The A2 will be one of 13 locomotives on display this long weekend, including the first and last locomotives ever to be built at the Newport rail yards in 1893 and 1959.
Polly, the first train built at Newport, is on loan from Scienceworks for the event and will feature alongside the Ballarat-built Y112, the oldest working steam engine in Australia.
Other displays will include the 113-year-old Victorian Railway Commissioner’s locomotive, and sleeping carriages from the Southern Aurora, the Overland and the 1910 Adelaide Express.
Throughout the year, Steamrail Victoria run locomotive trips around the Melbourne suburban lines and the VLine network and open the workshops every two years to the public.
The Newport Railway Workshops, built from 1888, are listed on the Victorian Heritage register for their historic, scientific and archaeological significance to Victoria.
Built in the style of British railway workshops from the same era, the Newport Railway Workshops are regarded as one of the best intact 19th century rail workshops in the world.
Quotes attributable to Minister for Planning Richard Wynne
“It is extraordinary to think the A2 locomotive spent 20 years dormant in a park, but that is where it would still be if it was not for 30 years’ worth of volunteer effort.”
“The work which goes into these old engines means they can haul tourist trains across the state, offering children the chance to experience steam travel.”

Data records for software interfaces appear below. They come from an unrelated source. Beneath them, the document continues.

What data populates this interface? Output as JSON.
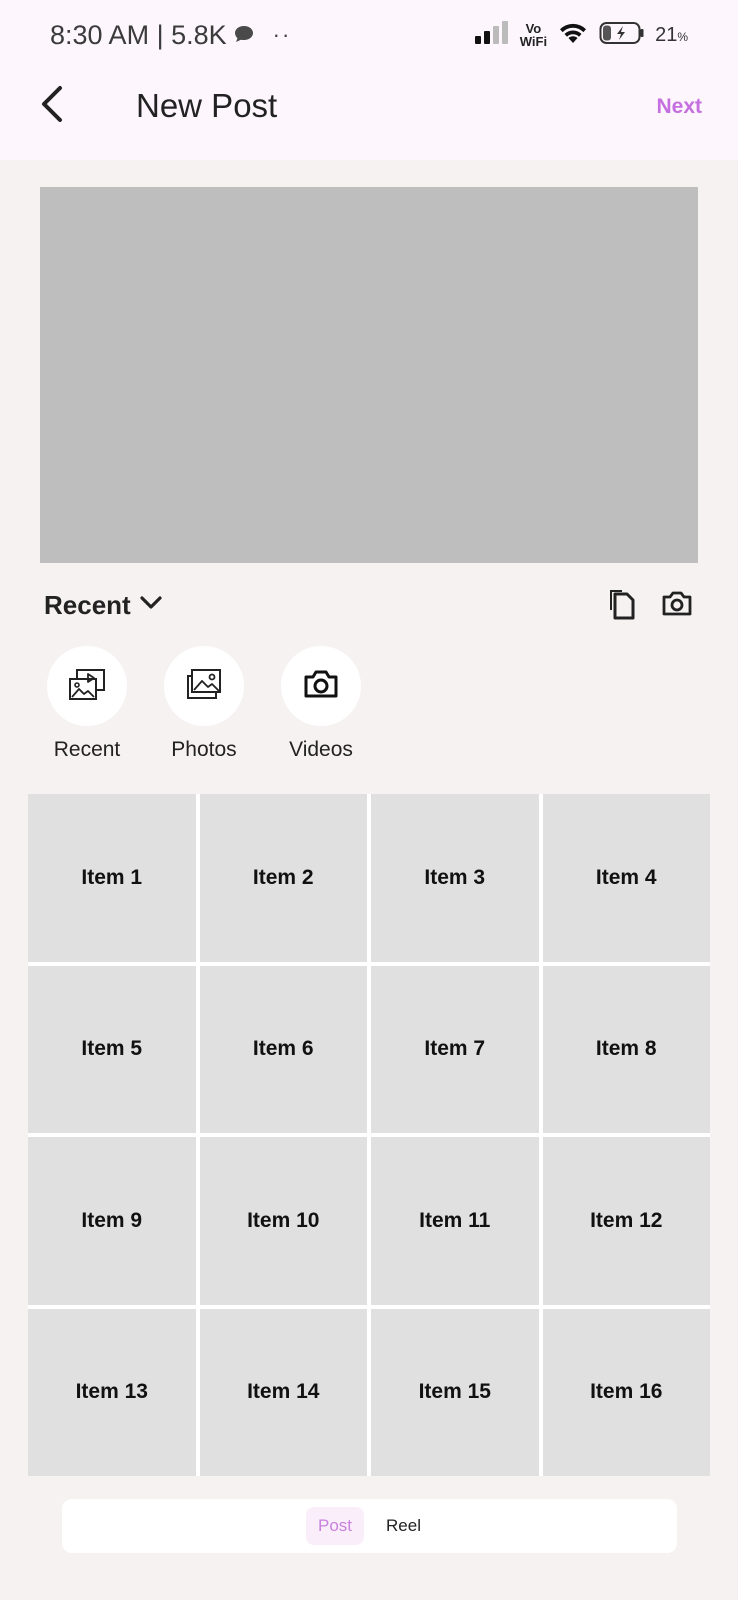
{
  "status_bar": {
    "time": "8:30 AM | 5.8K",
    "dots": "··",
    "network_label_top": "Vo",
    "network_label_bottom": "WiFi",
    "battery_pct": "21",
    "battery_unit": "%"
  },
  "app_bar": {
    "title": "New Post",
    "next_label": "Next"
  },
  "album_selector": {
    "label": "Recent"
  },
  "sources": [
    {
      "label": "Recent",
      "icon": "gallery-video-icon"
    },
    {
      "label": "Photos",
      "icon": "image-icon"
    },
    {
      "label": "Videos",
      "icon": "camera-icon"
    }
  ],
  "grid_items": [
    "Item 1",
    "Item 2",
    "Item 3",
    "Item 4",
    "Item 5",
    "Item 6",
    "Item 7",
    "Item 8",
    "Item 9",
    "Item 10",
    "Item 11",
    "Item 12",
    "Item 13",
    "Item 14",
    "Item 15",
    "Item 16"
  ],
  "modes": {
    "post": "Post",
    "reel": "Reel"
  },
  "colors": {
    "accent": "#c66fe0",
    "top_bg": "#fdf6fc",
    "page_bg": "#f7f2f2",
    "preview_placeholder": "#bdbebd",
    "cell_bg": "#e0e0e0"
  }
}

“The rolling stock on display at the Newport Railway Workshops are a reminder of how significant the railways were to Victoria’s industrial and manufacturing industries.”
Reviewed 19 August 2020